> **EXTRACTED MATERIAL**
++++

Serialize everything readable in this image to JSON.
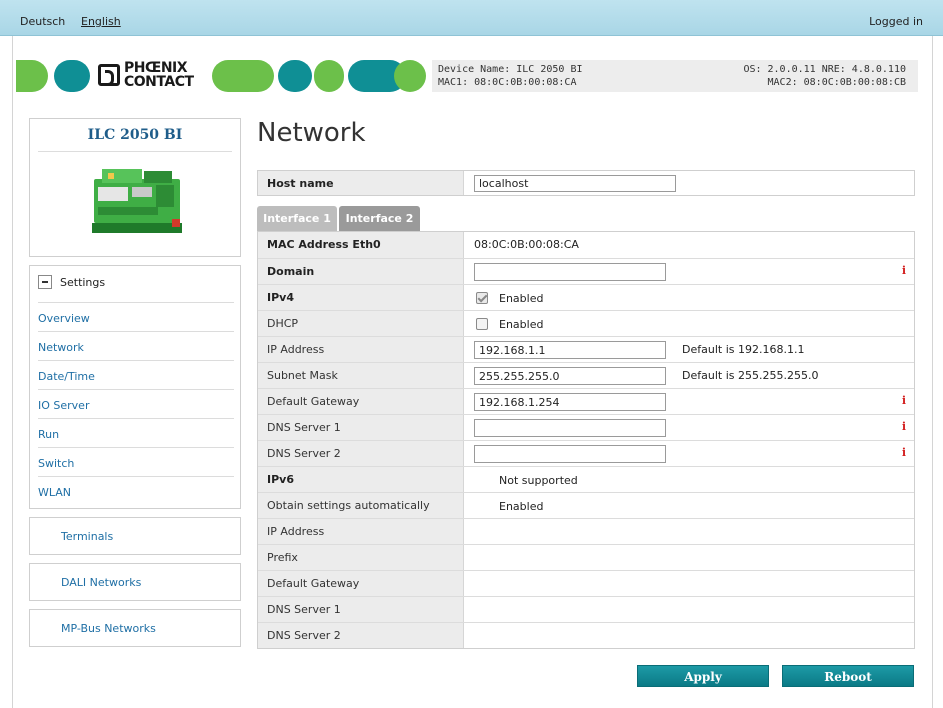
{
  "topbar": {
    "lang_de": "Deutsch",
    "lang_en": "English",
    "status": "Logged in"
  },
  "brand": {
    "logo_text_line1": "PHŒNIX",
    "logo_text_line2": "CONTACT",
    "green": "#6cc04a",
    "teal": "#0f8f95"
  },
  "device": {
    "name_line": "Device Name: ILC 2050 BI",
    "mac1_line": "MAC1: 08:0C:0B:00:08:CA",
    "os_line": "OS: 2.0.0.11 NRE: 4.8.0.110",
    "mac2_line": "MAC2: 08:0C:0B:00:08:CB"
  },
  "sidebar": {
    "device_name": "ILC 2050 BI",
    "settings_label": "Settings",
    "items": [
      {
        "label": "Overview"
      },
      {
        "label": "Network"
      },
      {
        "label": "Date/Time"
      },
      {
        "label": "IO Server"
      },
      {
        "label": "Run"
      },
      {
        "label": "Switch"
      },
      {
        "label": "WLAN"
      }
    ],
    "sections": [
      {
        "label": "Terminals"
      },
      {
        "label": "DALI Networks"
      },
      {
        "label": "MP-Bus Networks"
      }
    ]
  },
  "main": {
    "title": "Network",
    "host_label": "Host name",
    "host_value": "localhost",
    "tabs": [
      {
        "label": "Interface 1"
      },
      {
        "label": "Interface 2"
      }
    ],
    "rows": {
      "mac": {
        "label": "MAC Address Eth0",
        "value": "08:0C:0B:00:08:CA"
      },
      "domain": {
        "label": "Domain",
        "value": ""
      },
      "ipv4": {
        "label": "IPv4",
        "value": "Enabled"
      },
      "dhcp": {
        "label": "DHCP",
        "value": "Enabled"
      },
      "ip": {
        "label": "IP Address",
        "value": "192.168.1.1",
        "default": "Default is 192.168.1.1"
      },
      "subnet": {
        "label": "Subnet Mask",
        "value": "255.255.255.0",
        "default": "Default is 255.255.255.0"
      },
      "gateway": {
        "label": "Default Gateway",
        "value": "192.168.1.254"
      },
      "dns1": {
        "label": "DNS Server 1",
        "value": ""
      },
      "dns2": {
        "label": "DNS Server 2",
        "value": ""
      },
      "ipv6": {
        "label": "IPv6",
        "value": "Not supported"
      },
      "auto": {
        "label": "Obtain settings automatically",
        "value": "Enabled"
      },
      "ip6": {
        "label": "IP Address"
      },
      "prefix": {
        "label": "Prefix"
      },
      "gw6": {
        "label": "Default Gateway"
      },
      "dns61": {
        "label": "DNS Server 1"
      },
      "dns62": {
        "label": "DNS Server 2"
      }
    },
    "info_glyph": "i",
    "apply_label": "Apply",
    "reboot_label": "Reboot"
  }
}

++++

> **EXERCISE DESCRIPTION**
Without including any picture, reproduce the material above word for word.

> **SOLUTION FOR THIS TASK**
Serialize everything readable in this image to JSON.
{
  "topbar": {
    "lang_de": "Deutsch",
    "lang_en": "English",
    "status": "Logged in"
  },
  "brand": {
    "logo_text_line1": "PHŒNIX",
    "logo_text_line2": "CONTACT",
    "green": "#6cc04a",
    "teal": "#0f8f95"
  },
  "device": {
    "name_line": "Device Name: ILC 2050 BI",
    "mac1_line": "MAC1: 08:0C:0B:00:08:CA",
    "os_line": "OS: 2.0.0.11 NRE: 4.8.0.110",
    "mac2_line": "MAC2: 08:0C:0B:00:08:CB"
  },
  "sidebar": {
    "device_name": "ILC 2050 BI",
    "settings_label": "Settings",
    "items": [
      {
        "label": "Overview"
      },
      {
        "label": "Network"
      },
      {
        "label": "Date/Time"
      },
      {
        "label": "IO Server"
      },
      {
        "label": "Run"
      },
      {
        "label": "Switch"
      },
      {
        "label": "WLAN"
      }
    ],
    "sections": [
      {
        "label": "Terminals"
      },
      {
        "label": "DALI Networks"
      },
      {
        "label": "MP-Bus Networks"
      }
    ]
  },
  "main": {
    "title": "Network",
    "host_label": "Host name",
    "host_value": "localhost",
    "tabs": [
      {
        "label": "Interface 1"
      },
      {
        "label": "Interface 2"
      }
    ],
    "rows": {
      "mac": {
        "label": "MAC Address Eth0",
        "value": "08:0C:0B:00:08:CA"
      },
      "domain": {
        "label": "Domain",
        "value": ""
      },
      "ipv4": {
        "label": "IPv4",
        "value": "Enabled"
      },
      "dhcp": {
        "label": "DHCP",
        "value": "Enabled"
      },
      "ip": {
        "label": "IP Address",
        "value": "192.168.1.1",
        "default": "Default is 192.168.1.1"
      },
      "subnet": {
        "label": "Subnet Mask",
        "value": "255.255.255.0",
        "default": "Default is 255.255.255.0"
      },
      "gateway": {
        "label": "Default Gateway",
        "value": "192.168.1.254"
      },
      "dns1": {
        "label": "DNS Server 1",
        "value": ""
      },
      "dns2": {
        "label": "DNS Server 2",
        "value": ""
      },
      "ipv6": {
        "label": "IPv6",
        "value": "Not supported"
      },
      "auto": {
        "label": "Obtain settings automatically",
        "value": "Enabled"
      },
      "ip6": {
        "label": "IP Address"
      },
      "prefix": {
        "label": "Prefix"
      },
      "gw6": {
        "label": "Default Gateway"
      },
      "dns61": {
        "label": "DNS Server 1"
      },
      "dns62": {
        "label": "DNS Server 2"
      }
    },
    "info_glyph": "i",
    "apply_label": "Apply",
    "reboot_label": "Reboot"
  }
}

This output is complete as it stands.